What you have to do
Please give a word-for-word repeat of the line containing "Read all visible content and emit it as JSON." and all lines that come after it in the entries below, ending at the last line.

Data to examine
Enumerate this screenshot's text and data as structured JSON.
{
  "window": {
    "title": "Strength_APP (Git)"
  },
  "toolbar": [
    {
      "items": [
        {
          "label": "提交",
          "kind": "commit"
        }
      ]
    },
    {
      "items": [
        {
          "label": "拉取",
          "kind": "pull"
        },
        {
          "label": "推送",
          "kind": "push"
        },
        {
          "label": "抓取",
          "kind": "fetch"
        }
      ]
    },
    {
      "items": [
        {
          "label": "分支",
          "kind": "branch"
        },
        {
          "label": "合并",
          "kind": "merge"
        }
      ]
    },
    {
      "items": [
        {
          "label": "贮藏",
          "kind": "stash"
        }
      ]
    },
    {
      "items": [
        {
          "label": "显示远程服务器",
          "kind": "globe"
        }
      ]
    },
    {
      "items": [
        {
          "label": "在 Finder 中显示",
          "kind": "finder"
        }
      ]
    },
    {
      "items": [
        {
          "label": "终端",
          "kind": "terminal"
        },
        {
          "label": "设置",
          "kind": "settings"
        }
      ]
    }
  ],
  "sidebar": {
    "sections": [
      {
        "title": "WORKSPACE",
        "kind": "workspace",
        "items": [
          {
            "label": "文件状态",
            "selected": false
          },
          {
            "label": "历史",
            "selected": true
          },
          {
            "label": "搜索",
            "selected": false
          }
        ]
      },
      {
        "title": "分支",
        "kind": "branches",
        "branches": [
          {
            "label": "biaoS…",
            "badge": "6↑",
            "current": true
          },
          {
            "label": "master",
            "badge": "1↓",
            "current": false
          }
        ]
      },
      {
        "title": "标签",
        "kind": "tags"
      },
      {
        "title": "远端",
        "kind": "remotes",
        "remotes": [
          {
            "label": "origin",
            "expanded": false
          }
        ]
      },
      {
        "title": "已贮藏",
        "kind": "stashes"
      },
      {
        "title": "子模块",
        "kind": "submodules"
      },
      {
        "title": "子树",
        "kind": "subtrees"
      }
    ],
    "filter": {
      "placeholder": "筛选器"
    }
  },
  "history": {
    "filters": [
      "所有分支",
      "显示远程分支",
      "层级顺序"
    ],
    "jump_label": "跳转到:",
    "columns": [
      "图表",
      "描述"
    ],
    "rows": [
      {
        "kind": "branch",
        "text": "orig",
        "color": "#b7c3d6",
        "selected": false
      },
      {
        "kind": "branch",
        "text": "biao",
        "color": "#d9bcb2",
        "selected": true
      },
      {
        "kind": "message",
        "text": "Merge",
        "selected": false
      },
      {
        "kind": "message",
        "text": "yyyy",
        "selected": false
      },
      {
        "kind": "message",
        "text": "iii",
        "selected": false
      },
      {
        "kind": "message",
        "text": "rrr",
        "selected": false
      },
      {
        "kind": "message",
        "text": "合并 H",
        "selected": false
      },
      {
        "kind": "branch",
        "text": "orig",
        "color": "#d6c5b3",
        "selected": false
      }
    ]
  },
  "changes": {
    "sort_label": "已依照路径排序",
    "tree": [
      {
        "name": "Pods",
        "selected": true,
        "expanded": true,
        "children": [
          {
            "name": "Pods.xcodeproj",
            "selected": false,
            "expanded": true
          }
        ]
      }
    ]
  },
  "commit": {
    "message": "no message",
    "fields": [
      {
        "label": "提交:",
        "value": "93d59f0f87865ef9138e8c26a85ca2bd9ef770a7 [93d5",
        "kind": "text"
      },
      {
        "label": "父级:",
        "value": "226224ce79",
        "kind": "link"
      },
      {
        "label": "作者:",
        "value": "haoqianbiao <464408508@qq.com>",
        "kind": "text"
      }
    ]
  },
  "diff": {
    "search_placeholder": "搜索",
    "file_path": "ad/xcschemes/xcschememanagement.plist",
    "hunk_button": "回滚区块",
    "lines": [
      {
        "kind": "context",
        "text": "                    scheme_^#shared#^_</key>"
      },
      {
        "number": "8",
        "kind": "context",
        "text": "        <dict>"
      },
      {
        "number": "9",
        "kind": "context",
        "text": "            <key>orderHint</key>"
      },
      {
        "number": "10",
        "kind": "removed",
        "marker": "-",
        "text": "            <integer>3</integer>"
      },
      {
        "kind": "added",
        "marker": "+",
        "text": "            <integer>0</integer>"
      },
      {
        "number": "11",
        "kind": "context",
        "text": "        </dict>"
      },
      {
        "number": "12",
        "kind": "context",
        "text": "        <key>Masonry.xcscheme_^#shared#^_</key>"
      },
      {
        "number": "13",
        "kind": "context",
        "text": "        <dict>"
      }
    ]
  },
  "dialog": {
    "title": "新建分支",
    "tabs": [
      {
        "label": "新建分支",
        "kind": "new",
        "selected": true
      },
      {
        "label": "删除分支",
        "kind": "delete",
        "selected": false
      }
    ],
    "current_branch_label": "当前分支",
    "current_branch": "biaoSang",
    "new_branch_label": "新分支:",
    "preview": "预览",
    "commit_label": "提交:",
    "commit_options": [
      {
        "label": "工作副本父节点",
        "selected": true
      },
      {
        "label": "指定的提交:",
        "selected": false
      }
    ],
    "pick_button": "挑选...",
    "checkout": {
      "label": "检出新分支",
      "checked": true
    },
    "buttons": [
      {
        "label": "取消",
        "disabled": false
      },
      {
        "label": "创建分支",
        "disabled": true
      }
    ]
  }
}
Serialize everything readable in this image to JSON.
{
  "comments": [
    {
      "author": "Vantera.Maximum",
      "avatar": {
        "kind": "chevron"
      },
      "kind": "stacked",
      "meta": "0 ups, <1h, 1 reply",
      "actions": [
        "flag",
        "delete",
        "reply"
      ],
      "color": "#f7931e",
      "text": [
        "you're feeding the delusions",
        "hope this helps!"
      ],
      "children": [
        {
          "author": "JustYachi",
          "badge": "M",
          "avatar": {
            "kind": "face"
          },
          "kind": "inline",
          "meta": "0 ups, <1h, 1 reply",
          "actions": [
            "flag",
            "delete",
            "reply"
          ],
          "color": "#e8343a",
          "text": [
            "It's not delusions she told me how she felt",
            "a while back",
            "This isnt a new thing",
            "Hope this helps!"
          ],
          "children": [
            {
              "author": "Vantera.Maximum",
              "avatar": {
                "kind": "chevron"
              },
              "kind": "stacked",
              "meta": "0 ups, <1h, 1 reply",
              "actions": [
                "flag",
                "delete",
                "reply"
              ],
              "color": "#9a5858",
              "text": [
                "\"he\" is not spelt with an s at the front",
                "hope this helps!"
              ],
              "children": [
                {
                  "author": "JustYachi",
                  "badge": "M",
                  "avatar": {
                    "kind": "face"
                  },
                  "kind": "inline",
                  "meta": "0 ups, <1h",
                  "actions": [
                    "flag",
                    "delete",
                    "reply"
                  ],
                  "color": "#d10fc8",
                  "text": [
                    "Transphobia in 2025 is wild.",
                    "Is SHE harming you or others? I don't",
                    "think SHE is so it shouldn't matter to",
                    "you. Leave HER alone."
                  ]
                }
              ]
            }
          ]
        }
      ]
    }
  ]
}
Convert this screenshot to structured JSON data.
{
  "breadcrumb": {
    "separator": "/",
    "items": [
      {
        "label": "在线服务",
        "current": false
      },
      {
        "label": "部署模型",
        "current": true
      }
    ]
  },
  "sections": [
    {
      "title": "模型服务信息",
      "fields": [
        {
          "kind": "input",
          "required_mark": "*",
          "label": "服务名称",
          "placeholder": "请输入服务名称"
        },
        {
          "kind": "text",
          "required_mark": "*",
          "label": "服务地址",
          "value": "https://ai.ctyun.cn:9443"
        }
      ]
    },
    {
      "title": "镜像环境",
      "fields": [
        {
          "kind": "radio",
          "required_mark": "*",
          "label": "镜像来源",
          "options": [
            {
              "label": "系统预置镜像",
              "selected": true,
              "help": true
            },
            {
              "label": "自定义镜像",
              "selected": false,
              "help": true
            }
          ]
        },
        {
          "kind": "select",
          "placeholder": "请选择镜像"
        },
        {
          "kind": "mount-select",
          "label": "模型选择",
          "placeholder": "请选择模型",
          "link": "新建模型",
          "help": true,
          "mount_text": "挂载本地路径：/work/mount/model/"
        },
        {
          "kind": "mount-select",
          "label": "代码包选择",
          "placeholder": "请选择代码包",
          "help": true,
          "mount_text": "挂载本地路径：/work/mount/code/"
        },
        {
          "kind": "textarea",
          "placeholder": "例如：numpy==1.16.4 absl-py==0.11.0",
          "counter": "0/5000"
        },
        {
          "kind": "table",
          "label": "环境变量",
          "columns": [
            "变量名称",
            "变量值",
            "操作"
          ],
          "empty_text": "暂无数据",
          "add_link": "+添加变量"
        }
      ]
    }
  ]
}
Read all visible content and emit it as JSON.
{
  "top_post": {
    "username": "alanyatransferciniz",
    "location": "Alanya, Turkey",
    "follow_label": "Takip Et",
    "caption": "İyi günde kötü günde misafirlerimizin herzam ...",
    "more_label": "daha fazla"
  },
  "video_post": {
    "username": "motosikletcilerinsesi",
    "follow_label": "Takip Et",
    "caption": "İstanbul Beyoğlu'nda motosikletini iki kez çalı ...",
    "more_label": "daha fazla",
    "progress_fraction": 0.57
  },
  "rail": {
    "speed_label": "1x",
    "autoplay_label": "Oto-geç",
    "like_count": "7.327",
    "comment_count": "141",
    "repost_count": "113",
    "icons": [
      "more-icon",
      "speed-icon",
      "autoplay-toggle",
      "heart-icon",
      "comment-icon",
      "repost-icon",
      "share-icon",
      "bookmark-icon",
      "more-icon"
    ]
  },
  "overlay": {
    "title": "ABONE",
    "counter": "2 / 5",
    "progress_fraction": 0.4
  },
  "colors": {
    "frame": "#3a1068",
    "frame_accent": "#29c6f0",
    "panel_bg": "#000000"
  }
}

Exercise answer
Read all visible content and emit it as JSON.
{
  "top_post": {
    "username": "alanyatransferciniz",
    "location": "Alanya, Turkey",
    "follow_label": "Takip Et",
    "caption": "İyi günde kötü günde misafirlerimizin herzam ...",
    "more_label": "daha fazla"
  },
  "video_post": {
    "username": "motosikletcilerinsesi",
    "follow_label": "Takip Et",
    "caption": "İstanbul Beyoğlu'nda motosikletini iki kez çalı ...",
    "more_label": "daha fazla",
    "progress_fraction": 0.57
  },
  "rail": {
    "speed_label": "1x",
    "autoplay_label": "Oto-geç",
    "like_count": "7.327",
    "comment_count": "141",
    "repost_count": "113",
    "icons": [
      "more-icon",
      "speed-icon",
      "autoplay-toggle",
      "heart-icon",
      "comment-icon",
      "repost-icon",
      "share-icon",
      "bookmark-icon",
      "more-icon"
    ]
  },
  "overlay": {
    "title": "ABONE",
    "counter": "2 / 5",
    "progress_fraction": 0.4
  },
  "colors": {
    "frame": "#3a1068",
    "frame_accent": "#29c6f0",
    "panel_bg": "#000000"
  }
}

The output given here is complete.